C# Classes

Classes in C# are created using the keyword class. Usually you also declare classes in a namespace, but this is not obligatory. In fact to declare a class, all you need at the minimum is the class keyword, some curly brackets to contain whatever code and data you want to put in the class (which may none at all) and of course, a name for the class, which by convention starts with an uppercase letter.

[Looking for online 1-to-1 C# classes? email me: john@caveofprogramming.com]

Here's an example of a simple class in C#. In fact this is a complete program, because it contains the standard main method which is called by the operating system to run the program.

The class also contains a constructor (a method with the same name as the class and no return type, which is run automatically when objects are created from the class) and a single public method.

using System;
using System.Collections.Generic;
using System.Linq;
using System.Text;

namespace ConsoleApplication1
    class Program
        // Constructor -- called automatically
        // when the class is constructed.
            Console.WriteLine("Constructor called!");

        // A "method"
        public void Speak()
            Console.WriteLine("Speak method called!");

        // Main method: called automatically
        // by the operating system.
        static void Main(string[] args)
            // Create a new program object.
            Program program = new Program();

            // Call the 'speak' method

            // Wait for a key press before closing
            // the console window

Note that in the main method we create an actual instance of the class (in other words, we create an object of this class) and call its Speak method.

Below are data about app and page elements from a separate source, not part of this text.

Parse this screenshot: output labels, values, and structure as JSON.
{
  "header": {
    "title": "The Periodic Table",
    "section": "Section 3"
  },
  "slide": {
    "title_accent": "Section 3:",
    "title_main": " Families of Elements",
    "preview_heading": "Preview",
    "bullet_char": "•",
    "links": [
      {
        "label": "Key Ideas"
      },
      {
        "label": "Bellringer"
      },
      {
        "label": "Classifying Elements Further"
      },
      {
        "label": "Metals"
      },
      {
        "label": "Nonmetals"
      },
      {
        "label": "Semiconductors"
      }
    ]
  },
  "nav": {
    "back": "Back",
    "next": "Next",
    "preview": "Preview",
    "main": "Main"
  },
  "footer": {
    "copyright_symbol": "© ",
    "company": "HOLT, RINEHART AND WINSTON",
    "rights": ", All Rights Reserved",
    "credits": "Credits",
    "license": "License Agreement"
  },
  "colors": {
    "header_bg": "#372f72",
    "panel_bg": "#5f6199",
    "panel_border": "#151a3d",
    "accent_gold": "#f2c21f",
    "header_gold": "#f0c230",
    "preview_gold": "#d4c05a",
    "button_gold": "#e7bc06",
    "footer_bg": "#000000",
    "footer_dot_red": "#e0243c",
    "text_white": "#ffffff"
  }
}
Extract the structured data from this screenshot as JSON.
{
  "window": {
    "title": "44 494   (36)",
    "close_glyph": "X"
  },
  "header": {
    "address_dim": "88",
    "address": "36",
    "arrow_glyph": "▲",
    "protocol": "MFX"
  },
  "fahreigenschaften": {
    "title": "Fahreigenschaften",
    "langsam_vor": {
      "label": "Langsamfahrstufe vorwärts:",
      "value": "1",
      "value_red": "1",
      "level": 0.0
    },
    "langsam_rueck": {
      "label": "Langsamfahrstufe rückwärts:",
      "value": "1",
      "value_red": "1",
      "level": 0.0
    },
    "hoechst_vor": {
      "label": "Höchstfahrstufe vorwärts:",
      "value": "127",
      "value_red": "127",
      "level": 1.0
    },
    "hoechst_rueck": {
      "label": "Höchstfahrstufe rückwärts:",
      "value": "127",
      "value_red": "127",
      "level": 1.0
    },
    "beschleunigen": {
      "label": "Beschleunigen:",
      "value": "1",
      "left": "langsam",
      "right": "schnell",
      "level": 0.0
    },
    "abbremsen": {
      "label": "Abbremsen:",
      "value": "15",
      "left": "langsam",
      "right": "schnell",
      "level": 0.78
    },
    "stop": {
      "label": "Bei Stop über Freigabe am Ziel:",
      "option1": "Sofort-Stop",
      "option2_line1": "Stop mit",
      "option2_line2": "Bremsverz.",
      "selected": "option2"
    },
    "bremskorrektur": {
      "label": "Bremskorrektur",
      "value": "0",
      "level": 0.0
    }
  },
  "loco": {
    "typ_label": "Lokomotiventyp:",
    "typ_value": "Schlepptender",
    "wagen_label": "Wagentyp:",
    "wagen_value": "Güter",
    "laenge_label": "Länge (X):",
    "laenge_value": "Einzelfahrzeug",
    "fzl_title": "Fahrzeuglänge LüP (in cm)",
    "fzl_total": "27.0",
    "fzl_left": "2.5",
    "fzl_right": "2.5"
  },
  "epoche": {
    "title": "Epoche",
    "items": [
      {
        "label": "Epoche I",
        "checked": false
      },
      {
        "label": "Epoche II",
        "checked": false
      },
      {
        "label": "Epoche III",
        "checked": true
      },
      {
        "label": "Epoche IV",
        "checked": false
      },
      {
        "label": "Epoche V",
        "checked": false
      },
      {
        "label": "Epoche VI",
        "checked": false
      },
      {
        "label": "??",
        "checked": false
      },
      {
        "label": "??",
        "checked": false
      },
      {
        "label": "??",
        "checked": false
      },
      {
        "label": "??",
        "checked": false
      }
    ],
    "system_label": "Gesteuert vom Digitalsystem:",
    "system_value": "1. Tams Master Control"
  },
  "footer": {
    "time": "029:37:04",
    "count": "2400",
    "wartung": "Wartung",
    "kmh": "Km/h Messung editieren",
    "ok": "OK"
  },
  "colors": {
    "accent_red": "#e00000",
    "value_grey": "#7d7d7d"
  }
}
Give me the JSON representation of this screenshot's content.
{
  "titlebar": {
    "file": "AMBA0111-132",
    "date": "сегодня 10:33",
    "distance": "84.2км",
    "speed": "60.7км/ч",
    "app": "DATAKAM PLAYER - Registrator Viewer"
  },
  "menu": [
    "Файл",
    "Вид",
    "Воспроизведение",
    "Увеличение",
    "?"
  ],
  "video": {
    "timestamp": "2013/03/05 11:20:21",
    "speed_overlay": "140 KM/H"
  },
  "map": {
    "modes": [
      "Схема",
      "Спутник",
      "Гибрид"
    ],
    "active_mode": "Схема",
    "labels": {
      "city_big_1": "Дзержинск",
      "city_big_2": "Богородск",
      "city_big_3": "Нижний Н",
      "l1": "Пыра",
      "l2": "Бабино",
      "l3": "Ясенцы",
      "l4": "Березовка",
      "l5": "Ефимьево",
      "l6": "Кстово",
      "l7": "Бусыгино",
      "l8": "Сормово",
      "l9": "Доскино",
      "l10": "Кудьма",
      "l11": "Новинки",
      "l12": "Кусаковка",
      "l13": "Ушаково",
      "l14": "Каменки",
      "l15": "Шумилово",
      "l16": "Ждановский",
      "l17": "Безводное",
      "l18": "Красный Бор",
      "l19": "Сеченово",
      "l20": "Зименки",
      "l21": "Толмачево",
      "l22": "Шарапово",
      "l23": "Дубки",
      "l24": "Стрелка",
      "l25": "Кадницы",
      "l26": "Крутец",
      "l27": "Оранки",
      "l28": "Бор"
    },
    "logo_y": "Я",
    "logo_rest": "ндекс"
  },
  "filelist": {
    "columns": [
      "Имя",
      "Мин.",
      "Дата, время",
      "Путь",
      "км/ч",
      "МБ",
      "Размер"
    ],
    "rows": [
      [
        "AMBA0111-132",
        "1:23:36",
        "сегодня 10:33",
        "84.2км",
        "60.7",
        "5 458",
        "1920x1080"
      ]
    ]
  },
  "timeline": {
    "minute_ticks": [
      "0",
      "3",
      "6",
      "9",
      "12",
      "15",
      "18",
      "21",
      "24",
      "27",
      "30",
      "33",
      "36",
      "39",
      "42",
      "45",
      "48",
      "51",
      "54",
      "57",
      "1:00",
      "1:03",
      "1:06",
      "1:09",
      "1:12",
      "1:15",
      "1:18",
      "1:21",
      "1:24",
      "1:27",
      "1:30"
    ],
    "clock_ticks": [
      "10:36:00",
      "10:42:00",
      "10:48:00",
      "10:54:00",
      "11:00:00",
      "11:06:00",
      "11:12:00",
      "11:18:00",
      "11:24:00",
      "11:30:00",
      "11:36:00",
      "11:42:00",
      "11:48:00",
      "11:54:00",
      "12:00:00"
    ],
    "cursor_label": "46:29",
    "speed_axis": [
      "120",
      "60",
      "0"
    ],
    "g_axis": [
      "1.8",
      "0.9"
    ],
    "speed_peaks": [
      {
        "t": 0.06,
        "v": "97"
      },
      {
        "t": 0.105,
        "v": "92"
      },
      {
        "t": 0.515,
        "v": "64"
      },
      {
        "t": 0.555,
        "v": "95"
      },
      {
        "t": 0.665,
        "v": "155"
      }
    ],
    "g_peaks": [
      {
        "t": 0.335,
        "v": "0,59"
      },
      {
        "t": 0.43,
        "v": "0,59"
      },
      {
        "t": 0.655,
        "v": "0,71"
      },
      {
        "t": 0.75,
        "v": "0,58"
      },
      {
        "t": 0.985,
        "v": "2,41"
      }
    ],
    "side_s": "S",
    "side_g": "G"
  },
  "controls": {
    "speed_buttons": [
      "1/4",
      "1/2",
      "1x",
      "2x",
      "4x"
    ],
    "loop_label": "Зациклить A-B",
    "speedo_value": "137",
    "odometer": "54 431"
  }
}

The main method is declared static, meaning that it can be called without any object of the class being present; it can be called using the class itself. If we want to call instance (non static) methods of the class, we must create an object from the class first. It might seem strange to do this within the static main method of the class itself, but this is perfectly normal and acceptable.